## [What the task requires]
Could you filter the records below and return each line that holds "BLAIS"?

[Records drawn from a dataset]
*** Begin section ***
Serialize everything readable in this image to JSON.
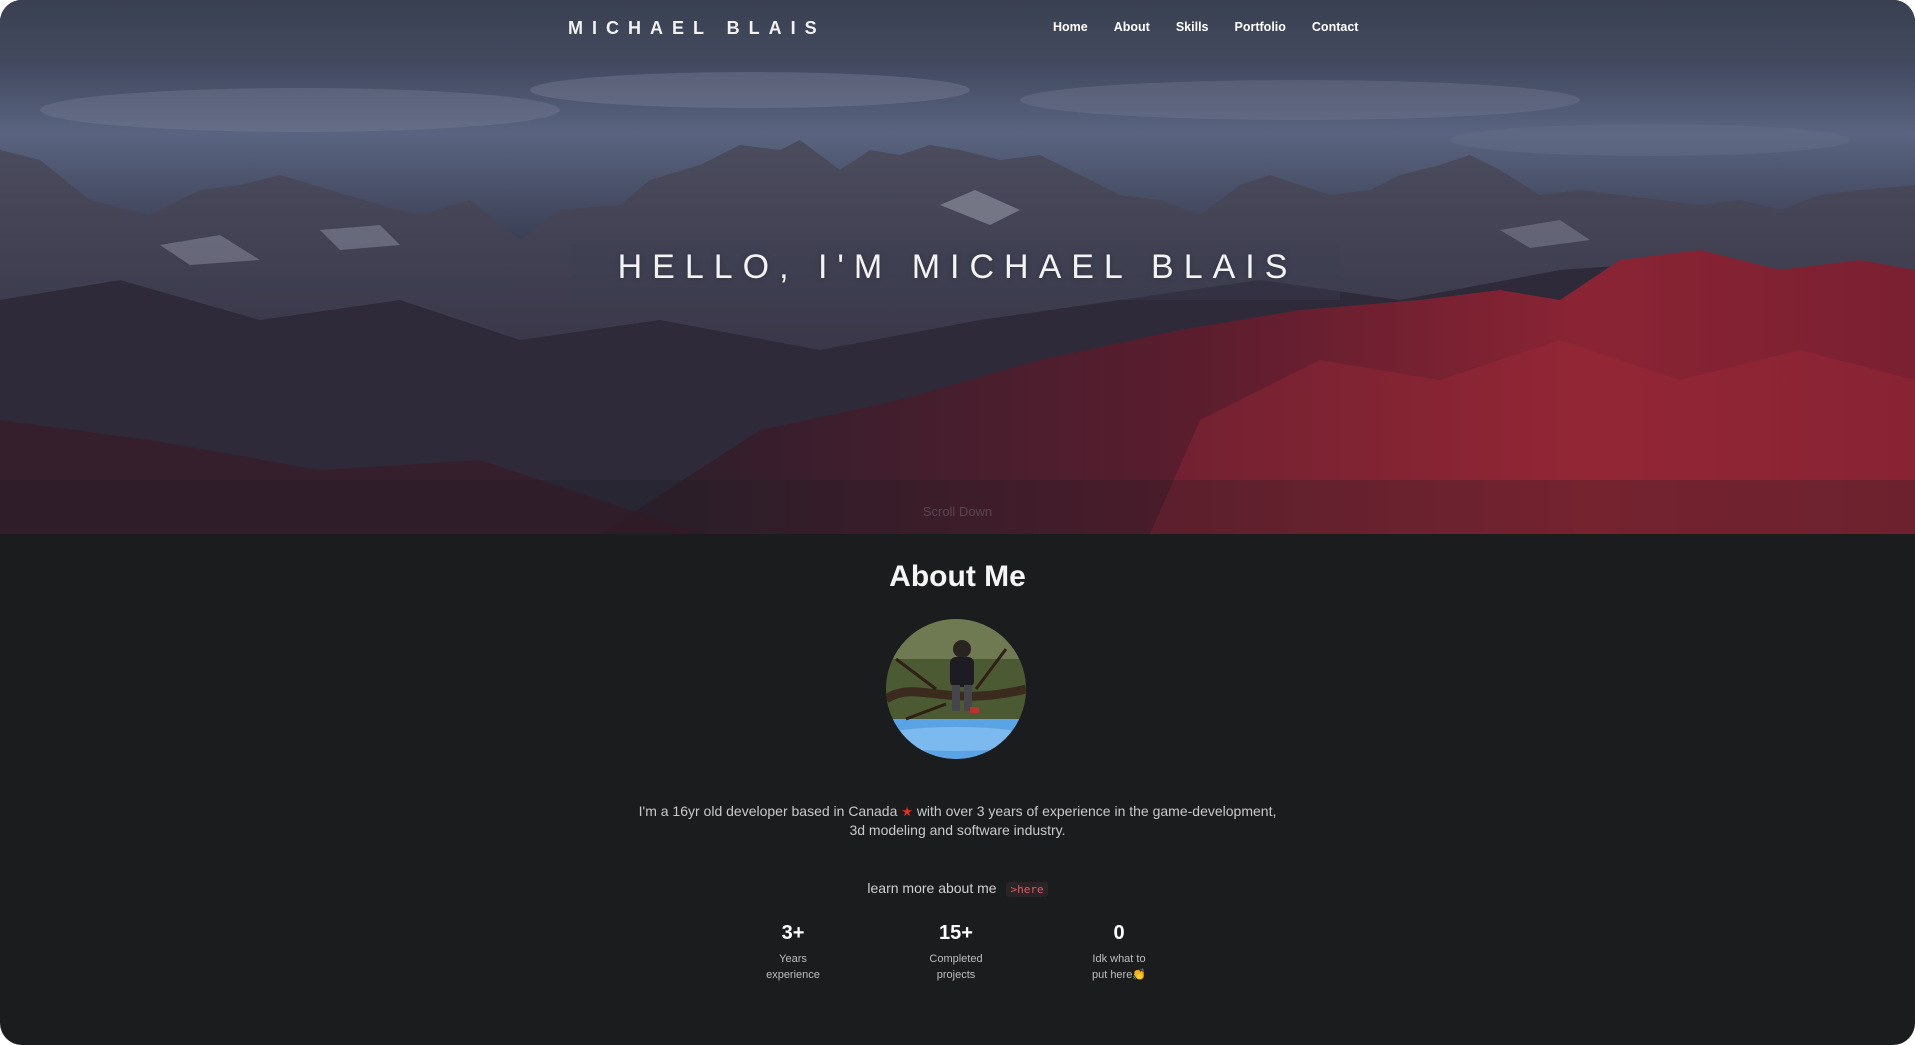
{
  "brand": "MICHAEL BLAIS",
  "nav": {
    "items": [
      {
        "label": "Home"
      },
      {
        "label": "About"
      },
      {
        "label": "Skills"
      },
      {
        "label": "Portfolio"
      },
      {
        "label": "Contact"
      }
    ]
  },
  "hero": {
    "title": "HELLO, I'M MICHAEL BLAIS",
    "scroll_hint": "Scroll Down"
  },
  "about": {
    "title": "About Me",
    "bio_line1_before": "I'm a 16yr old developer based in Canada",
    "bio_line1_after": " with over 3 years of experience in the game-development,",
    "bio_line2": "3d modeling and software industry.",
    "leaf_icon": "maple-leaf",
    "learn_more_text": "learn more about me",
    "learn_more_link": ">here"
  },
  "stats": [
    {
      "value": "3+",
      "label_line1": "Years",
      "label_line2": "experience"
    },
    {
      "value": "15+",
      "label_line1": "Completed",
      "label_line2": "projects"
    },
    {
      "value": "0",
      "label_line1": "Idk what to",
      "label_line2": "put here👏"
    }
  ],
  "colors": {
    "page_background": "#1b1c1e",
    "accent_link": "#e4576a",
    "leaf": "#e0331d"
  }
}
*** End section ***
## [Answer to this exercise]
  "brand": "MICHAEL BLAIS",
    "title": "HELLO, I'M MICHAEL BLAIS",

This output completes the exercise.